And it’s an easy to understand ailment – once paying five years general market trends getting high-cost credit, the new agency have fired a try close to the center of this type of lenders’ business structure.
Although rage right here isn’t really exactly what the authorities do. It’s the ways these payday loans Mississippi businesses has profited throughout the monetary troubles of its people. With no solution to pay back their unique finance apart from so you can obtain subsequent of these, all these people become spending a lot more in charges than simply it originally lent.
That is the concept of predatory financing, therefore the bureau’s legislation precisely address just this dilemma. They don’t exclude lenders away from providing the kind of economic lifeline they claim to provide – one-big date let for cash-strapped, credit-challenged some one against unexpected expenditures, such as for instance a huge expenses for medical care or vehicle fixes. Alternatively, they avoid loan providers out of accumulating charges through several money inside the short succession to those whom didn’t extremely pay for her or him within the the first lay.
Issue now could be whether or not lawmakers will attempt in order to opposite this new agency and maintain a financial pipeline that is popular with scores of lower-money Americans truthfully because it is the one extremely available so you can her or him, possibly on line otherwise about storefront loan providers clustered inside towns. It is a huge tube too – a produced $six.eight billion into the loans to help you dos.5 million You.S. households in 2015, the latest bureau estimated.
The user Financial Security Bureau’s the regulations to possess payday loans and you may car term money has drawn the fresh predictable whines away from frustration out-of loan providers, for example brief store workers whom state the fresh limits often put them out of business
Defenders of these costly loans state they have been the actual only real choice readily available to people living paycheck in order to paycheck. The issue is your typical debtor can not handle the brand new words of an instant payday loan, which have to have the whole amount to become paid down in about several months, as well as fees.
What this type of individuals absolutely need is a normal repayment mortgage one they can pay off over time. That one was emerging from inside the states you to either exclude payday loans otherwise remind quick-buck funds in order to borrowers having unsure credit, just like the Ca does.
Brand new bureau found that 90% of your own costs payday loan providers collect into the a year are from users whom borrowed seven times or higher, and you will 75% are from individuals with ten or maybe more fund. These people are not being helped regarding good bind; they’ve been being installed an obligations pitfall.
The fresh bureau’s guidelines are essential to slash just how many pay day and you can automobile term money provided, which so you’re able to experts are a hit with the lowest-income Americans’ the means to access credit. A exact malfunction is the fact that regulations is an attack into the unaffordable borrowing from the bank.
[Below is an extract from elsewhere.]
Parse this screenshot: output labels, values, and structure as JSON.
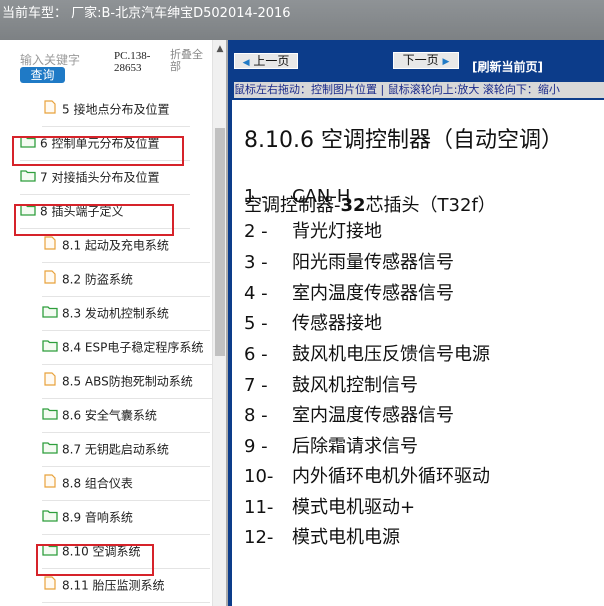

Beginning in 21 months, the principles will require each other pay check and you may vehicle name lenders (exactly who promote brief-identity funds which use the borrower’s car due to the fact guarantee) accomplish the sort of topic financial institutions and you can credit unions currently do: Before stretching that loan, they need to determine whether this new borrower normally pay it off. These firms haven’t bothered with this brand of underwriting because it is pricey, depending as an alternative with the large charges (typically, $15 each $a hundred borrowed, or even the same in principle as an interest rate of at least three hundred% a-year) to cover high rate from default. The fresh new agency learned that last year-’12, nearly 1 / 2 of the bucks borrowed by the storefront pay check sites went uncollected – and this the need for blockbuster revenue from charges.
This new rules enables payday loan providers (although not men and women providing car label funds) in order to miss out the element-to-pay-off commitment in the event that, and only in the event that, it reduce financing so you can $five-hundred or even the restriction desired not as much as condition laws, any kind of is leaner. To deter these types of consumers regarding taking out funds they cannot easily pay off, this new rule limitations these to several much more loans from shrinking proportions along side further ninety days. Whenever they have not paid off the debt inside 90 days, they’ll need to go at the least thirty day period just before getting a good the fresh mortgage.
Some consumer advocates believe there should be no conditions, and that the laws is not tight sufficient to prevent payday lenders of searching individuals on better financial troubles. Nevertheless bureau excellent so that these businesses just be sure to create a credit company this is simply not centered on meeting multiple charges for just what number to a single loan.
Just like the bureau’s research shows, payday lenders have confidence in customers just who can’t afford this new loans it remove
Payday and vehicle-name credit enterprises said they will certainly strive the fresh rule in the courtroom, and their partners during the Congress is soon likely to make an effort to ticket an answer rejecting they. Lawmakers shouldn’t be conned because of the industry’s disagreement you to pay-day and you will car term fund are a critical way to obtain borrowing from the bank to have reduced-income People in america. Given that advocates to own lowest-income customers provides argued so you’re able to bodies for many years, the challenge right here isn’t the means to access borrowing. It is defense against predatory financing.